— DATASET EXTRACT —
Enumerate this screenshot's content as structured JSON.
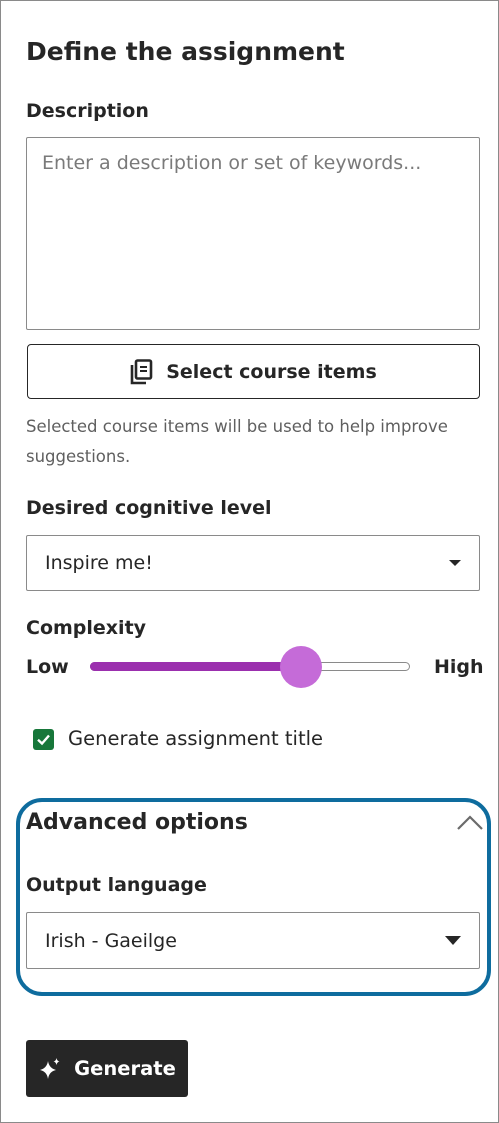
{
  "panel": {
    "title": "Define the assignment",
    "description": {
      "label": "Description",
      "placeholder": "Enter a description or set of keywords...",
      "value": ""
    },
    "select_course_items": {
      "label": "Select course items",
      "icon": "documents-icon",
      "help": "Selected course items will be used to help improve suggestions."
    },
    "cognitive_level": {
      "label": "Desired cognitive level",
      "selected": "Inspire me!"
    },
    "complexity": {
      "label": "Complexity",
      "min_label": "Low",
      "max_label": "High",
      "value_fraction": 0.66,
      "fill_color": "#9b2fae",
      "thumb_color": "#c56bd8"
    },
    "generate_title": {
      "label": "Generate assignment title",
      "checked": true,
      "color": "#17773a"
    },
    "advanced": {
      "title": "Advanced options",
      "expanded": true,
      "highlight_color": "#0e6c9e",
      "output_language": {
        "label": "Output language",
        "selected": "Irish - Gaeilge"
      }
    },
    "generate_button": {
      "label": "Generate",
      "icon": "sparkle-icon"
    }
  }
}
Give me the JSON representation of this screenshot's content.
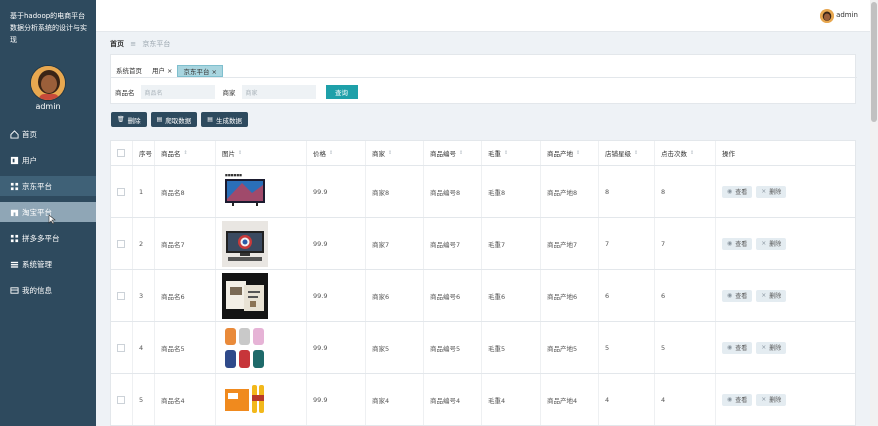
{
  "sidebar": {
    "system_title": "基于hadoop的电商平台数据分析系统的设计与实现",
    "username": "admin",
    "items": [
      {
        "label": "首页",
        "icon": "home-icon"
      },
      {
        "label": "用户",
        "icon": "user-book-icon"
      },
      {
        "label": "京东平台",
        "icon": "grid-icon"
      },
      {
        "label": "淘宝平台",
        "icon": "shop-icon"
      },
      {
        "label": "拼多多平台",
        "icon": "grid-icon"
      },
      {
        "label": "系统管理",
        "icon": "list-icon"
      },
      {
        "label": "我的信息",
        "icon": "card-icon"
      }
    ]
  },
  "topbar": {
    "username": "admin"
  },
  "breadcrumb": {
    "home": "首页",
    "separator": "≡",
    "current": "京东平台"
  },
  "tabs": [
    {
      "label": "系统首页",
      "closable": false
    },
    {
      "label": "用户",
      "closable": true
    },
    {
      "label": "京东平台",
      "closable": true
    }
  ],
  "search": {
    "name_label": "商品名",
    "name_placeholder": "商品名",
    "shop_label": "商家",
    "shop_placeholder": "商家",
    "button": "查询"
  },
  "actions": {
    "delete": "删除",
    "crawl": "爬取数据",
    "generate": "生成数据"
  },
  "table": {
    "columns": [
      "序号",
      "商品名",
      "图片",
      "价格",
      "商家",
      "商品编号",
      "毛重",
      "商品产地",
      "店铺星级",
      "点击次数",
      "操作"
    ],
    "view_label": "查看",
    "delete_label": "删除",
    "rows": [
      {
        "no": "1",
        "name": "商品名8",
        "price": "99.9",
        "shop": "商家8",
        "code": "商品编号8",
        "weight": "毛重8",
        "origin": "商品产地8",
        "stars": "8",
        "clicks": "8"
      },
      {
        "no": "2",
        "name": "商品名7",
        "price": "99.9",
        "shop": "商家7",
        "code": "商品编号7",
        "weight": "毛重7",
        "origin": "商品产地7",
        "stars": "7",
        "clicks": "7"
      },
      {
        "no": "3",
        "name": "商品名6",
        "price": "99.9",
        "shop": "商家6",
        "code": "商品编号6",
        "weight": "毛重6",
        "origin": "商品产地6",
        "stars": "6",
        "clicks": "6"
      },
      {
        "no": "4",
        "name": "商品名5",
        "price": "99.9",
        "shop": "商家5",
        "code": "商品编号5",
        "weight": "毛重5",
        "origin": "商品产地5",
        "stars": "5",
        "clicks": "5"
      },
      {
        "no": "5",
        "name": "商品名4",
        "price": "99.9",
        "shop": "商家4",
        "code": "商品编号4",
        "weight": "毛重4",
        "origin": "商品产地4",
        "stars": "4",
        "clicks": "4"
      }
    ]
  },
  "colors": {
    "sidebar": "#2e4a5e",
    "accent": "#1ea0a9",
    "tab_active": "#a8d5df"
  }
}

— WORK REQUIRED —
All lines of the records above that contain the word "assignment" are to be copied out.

— TASK OUTPUT —
    "title": "Define the assignment",
      "label": "Generate assignment title",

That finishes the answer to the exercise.